_INSTRUCTIONS FOR THE TASK_: Make an exact copy of the entries below with the pictures removed.

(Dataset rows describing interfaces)
• • • • • • •
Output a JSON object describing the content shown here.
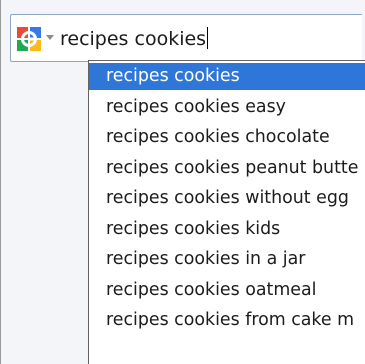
{
  "search": {
    "engine_icon": "google-g-icon",
    "query": "recipes cookies"
  },
  "suggestions": [
    "recipes cookies",
    "recipes cookies easy",
    "recipes cookies chocolate",
    "recipes cookies peanut butte",
    "recipes cookies without egg",
    "recipes cookies kids",
    "recipes cookies in a jar",
    "recipes cookies oatmeal",
    "recipes cookies from cake m"
  ],
  "selected_index": 0,
  "colors": {
    "selection": "#2f76d9",
    "border": "#8fa7c4"
  }
}
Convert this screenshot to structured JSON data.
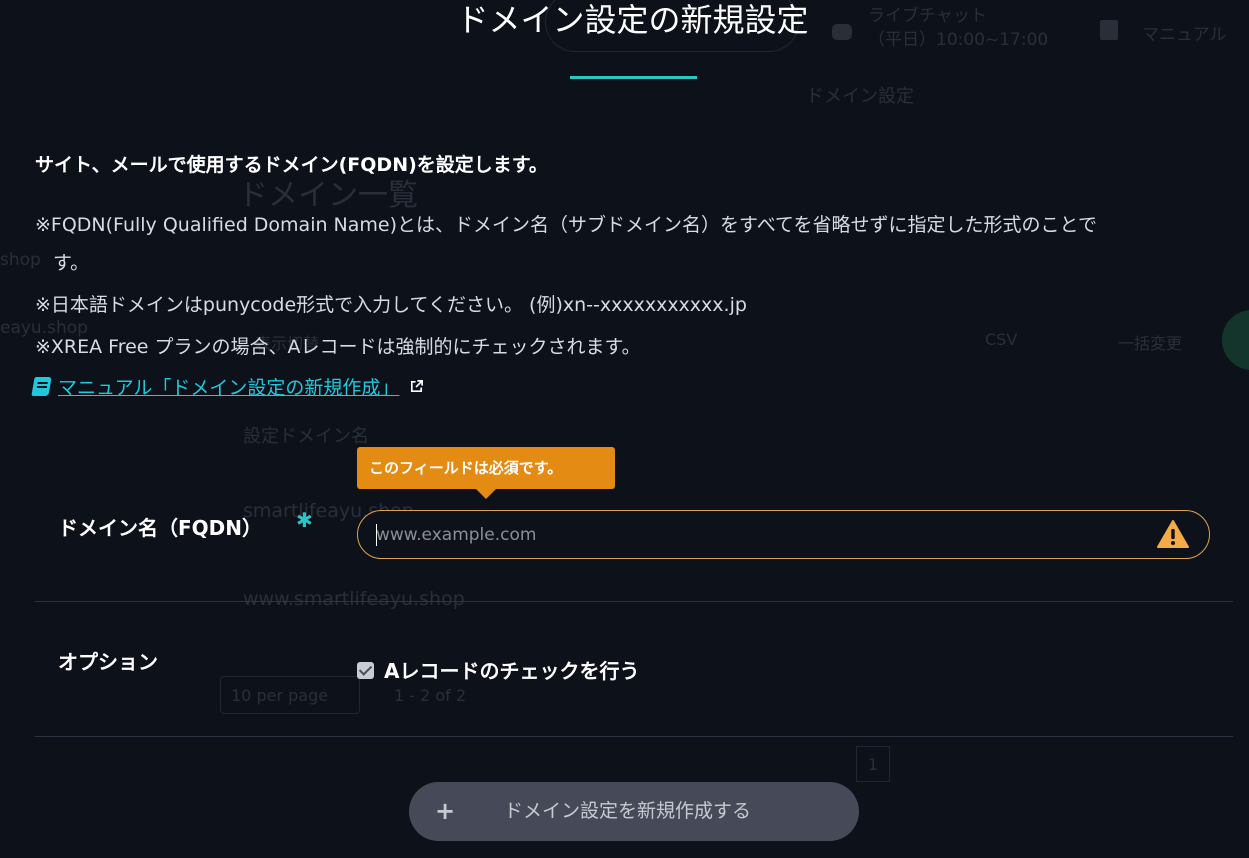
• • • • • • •
_RESULT OF THE EXERCISE_:
Output a JSON object describing the content shown here.
{
  "search": {
    "engine_icon": "google-g-icon",
    "query": "recipes cookies"
  },
  "suggestions": [
    "recipes cookies",
    "recipes cookies easy",
    "recipes cookies chocolate",
    "recipes cookies peanut butte",
    "recipes cookies without egg",
    "recipes cookies kids",
    "recipes cookies in a jar",
    "recipes cookies oatmeal",
    "recipes cookies from cake m"
  ],
  "selected_index": 0,
  "colors": {
    "selection": "#2f76d9",
    "border": "#8fa7c4"
  }
}
Convert this screenshot to structured JSON data.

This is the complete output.